*** Opening Input data ***

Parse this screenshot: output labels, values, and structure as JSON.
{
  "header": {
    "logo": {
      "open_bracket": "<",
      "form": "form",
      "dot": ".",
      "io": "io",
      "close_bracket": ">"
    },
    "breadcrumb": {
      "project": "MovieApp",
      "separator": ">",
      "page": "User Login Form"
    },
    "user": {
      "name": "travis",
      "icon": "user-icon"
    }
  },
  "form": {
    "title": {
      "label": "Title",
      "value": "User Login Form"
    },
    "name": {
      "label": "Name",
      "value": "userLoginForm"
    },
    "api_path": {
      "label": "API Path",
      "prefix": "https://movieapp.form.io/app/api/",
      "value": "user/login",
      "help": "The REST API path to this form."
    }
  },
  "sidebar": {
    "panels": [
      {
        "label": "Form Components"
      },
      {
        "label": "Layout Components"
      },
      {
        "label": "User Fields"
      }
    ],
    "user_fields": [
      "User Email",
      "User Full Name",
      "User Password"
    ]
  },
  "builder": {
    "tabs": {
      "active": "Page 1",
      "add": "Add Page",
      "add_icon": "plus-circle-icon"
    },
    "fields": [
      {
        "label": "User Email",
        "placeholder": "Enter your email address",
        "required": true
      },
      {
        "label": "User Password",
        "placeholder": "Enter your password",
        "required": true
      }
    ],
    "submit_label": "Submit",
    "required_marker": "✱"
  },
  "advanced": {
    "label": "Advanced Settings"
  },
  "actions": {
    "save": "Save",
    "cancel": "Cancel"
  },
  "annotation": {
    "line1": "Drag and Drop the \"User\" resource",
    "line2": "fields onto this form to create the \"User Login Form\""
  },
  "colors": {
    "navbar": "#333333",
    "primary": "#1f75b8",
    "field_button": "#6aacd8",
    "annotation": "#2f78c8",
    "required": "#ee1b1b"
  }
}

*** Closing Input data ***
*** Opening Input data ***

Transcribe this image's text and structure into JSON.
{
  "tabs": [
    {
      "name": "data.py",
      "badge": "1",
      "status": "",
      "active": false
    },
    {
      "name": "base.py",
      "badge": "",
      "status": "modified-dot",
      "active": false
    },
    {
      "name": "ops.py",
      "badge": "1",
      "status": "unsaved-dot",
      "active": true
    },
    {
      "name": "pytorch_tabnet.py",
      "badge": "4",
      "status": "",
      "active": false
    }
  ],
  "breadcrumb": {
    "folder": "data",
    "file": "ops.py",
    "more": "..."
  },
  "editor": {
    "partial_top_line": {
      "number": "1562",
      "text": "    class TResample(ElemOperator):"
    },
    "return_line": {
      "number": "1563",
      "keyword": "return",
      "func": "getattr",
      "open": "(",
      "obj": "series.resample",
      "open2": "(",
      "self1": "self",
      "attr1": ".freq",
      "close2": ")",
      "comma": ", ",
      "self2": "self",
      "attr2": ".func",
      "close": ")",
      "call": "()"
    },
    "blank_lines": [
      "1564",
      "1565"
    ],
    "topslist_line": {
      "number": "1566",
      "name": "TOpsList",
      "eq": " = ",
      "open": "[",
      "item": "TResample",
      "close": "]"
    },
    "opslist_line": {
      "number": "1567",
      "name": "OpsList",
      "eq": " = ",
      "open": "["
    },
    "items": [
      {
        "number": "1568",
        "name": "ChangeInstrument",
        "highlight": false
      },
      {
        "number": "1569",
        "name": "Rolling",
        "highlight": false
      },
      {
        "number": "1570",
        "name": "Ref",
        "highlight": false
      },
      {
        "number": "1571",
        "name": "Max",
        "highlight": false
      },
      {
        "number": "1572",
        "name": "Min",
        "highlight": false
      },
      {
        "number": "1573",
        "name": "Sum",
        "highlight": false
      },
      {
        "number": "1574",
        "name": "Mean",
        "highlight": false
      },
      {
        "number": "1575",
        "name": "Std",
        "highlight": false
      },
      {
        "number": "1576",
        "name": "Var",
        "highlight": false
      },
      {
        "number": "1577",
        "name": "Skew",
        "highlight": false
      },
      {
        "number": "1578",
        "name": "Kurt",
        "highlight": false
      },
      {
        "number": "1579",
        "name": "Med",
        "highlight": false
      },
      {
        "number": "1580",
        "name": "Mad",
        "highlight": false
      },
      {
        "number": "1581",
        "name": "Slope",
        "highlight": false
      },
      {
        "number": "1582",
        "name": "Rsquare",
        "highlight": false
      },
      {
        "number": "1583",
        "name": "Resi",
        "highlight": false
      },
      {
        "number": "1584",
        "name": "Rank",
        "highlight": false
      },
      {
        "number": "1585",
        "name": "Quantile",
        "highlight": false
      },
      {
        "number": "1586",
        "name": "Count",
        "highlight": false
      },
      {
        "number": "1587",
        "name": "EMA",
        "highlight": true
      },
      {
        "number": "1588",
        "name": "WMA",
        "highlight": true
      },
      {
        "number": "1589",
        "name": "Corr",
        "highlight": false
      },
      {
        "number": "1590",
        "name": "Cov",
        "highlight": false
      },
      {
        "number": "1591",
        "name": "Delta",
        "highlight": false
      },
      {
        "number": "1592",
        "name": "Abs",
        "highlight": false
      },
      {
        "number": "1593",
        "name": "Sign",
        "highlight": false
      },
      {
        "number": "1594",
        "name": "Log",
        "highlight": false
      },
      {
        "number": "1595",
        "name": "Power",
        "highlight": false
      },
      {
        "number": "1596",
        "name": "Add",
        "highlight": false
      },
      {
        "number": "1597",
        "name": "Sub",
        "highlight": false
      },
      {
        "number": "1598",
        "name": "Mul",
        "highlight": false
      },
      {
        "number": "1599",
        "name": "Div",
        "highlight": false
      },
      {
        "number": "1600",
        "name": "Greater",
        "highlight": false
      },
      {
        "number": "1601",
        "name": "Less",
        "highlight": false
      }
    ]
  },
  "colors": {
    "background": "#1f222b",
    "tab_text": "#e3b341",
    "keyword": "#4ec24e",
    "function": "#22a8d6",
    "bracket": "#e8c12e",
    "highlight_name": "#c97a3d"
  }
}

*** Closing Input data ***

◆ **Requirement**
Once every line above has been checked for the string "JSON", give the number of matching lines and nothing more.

◆ **Exercise result**
2